▶ WHAT IS NEEDED
Could you output the whole listing exactly as it stands, minus any images?

▶ AVAILABLE RECORDS
===
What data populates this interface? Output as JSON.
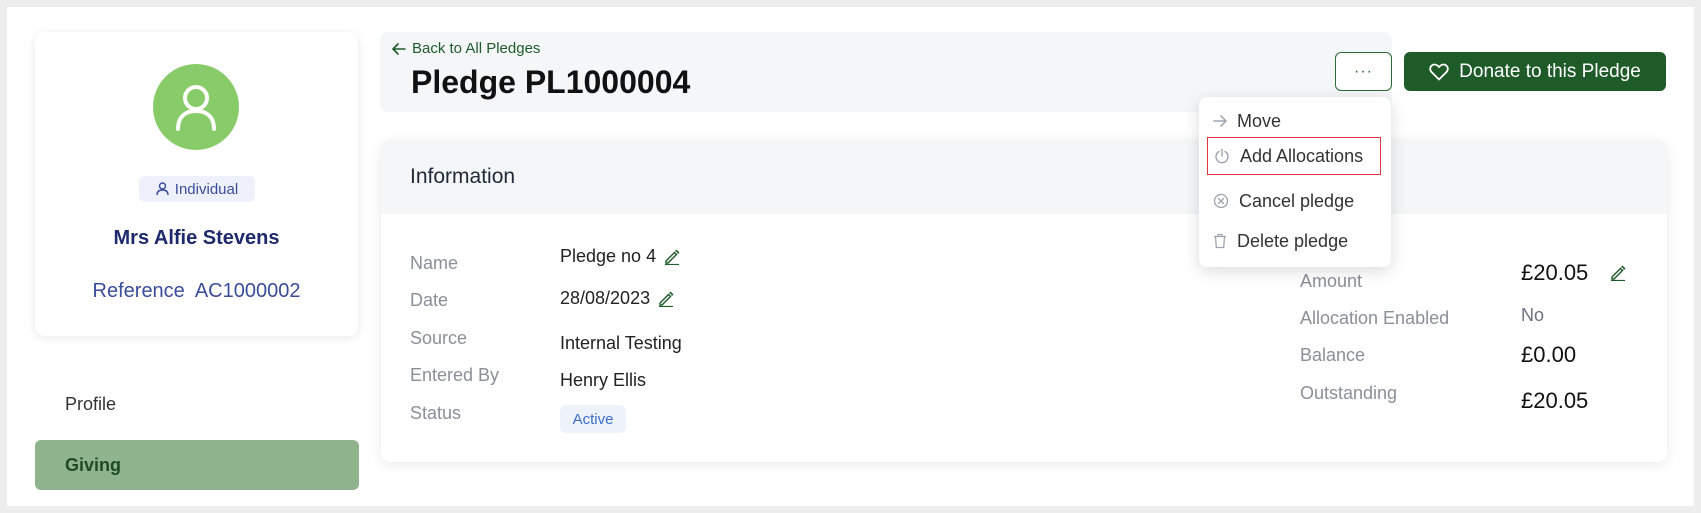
{
  "profile": {
    "badge": "Individual",
    "name": "Mrs Alfie Stevens",
    "reference_label": "Reference",
    "reference_value": "AC1000002"
  },
  "sidebar": {
    "items": [
      {
        "label": "Profile"
      },
      {
        "label": "Giving"
      }
    ]
  },
  "header": {
    "back_link": "Back to All Pledges",
    "title": "Pledge PL1000004",
    "more_label": "···",
    "donate_label": "Donate to this Pledge"
  },
  "dropdown": {
    "items": [
      {
        "label": "Move",
        "icon": "arrow-right-icon"
      },
      {
        "label": "Add Allocations",
        "icon": "power-icon"
      },
      {
        "label": "Cancel pledge",
        "icon": "cancel-circle-icon"
      },
      {
        "label": "Delete pledge",
        "icon": "trash-icon"
      }
    ]
  },
  "info": {
    "title": "Information",
    "left": {
      "name_label": "Name",
      "name_value": "Pledge no 4",
      "date_label": "Date",
      "date_value": "28/08/2023",
      "source_label": "Source",
      "source_value": "Internal Testing",
      "entered_by_label": "Entered By",
      "entered_by_value": "Henry Ellis",
      "status_label": "Status",
      "status_value": "Active"
    },
    "right": {
      "amount_label": "Amount",
      "amount_value": "£20.05",
      "allocation_label": "Allocation Enabled",
      "allocation_value": "No",
      "balance_label": "Balance",
      "balance_value": "£0.00",
      "outstanding_label": "Outstanding",
      "outstanding_value": "£20.05"
    }
  },
  "colors": {
    "brand_green": "#1f5a29",
    "avatar_green": "#88cc6a",
    "giving_active": "#8fb38d",
    "highlight_red": "#e0353c"
  }
}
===
▶ EXERCISE SOLUTION
What data populates this interface? Output as JSON.
{
  "profile": {
    "badge": "Individual",
    "name": "Mrs Alfie Stevens",
    "reference_label": "Reference",
    "reference_value": "AC1000002"
  },
  "sidebar": {
    "items": [
      {
        "label": "Profile"
      },
      {
        "label": "Giving"
      }
    ]
  },
  "header": {
    "back_link": "Back to All Pledges",
    "title": "Pledge PL1000004",
    "more_label": "···",
    "donate_label": "Donate to this Pledge"
  },
  "dropdown": {
    "items": [
      {
        "label": "Move",
        "icon": "arrow-right-icon"
      },
      {
        "label": "Add Allocations",
        "icon": "power-icon"
      },
      {
        "label": "Cancel pledge",
        "icon": "cancel-circle-icon"
      },
      {
        "label": "Delete pledge",
        "icon": "trash-icon"
      }
    ]
  },
  "info": {
    "title": "Information",
    "left": {
      "name_label": "Name",
      "name_value": "Pledge no 4",
      "date_label": "Date",
      "date_value": "28/08/2023",
      "source_label": "Source",
      "source_value": "Internal Testing",
      "entered_by_label": "Entered By",
      "entered_by_value": "Henry Ellis",
      "status_label": "Status",
      "status_value": "Active"
    },
    "right": {
      "amount_label": "Amount",
      "amount_value": "£20.05",
      "allocation_label": "Allocation Enabled",
      "allocation_value": "No",
      "balance_label": "Balance",
      "balance_value": "£0.00",
      "outstanding_label": "Outstanding",
      "outstanding_value": "£20.05"
    }
  },
  "colors": {
    "brand_green": "#1f5a29",
    "avatar_green": "#88cc6a",
    "giving_active": "#8fb38d",
    "highlight_red": "#e0353c"
  }
}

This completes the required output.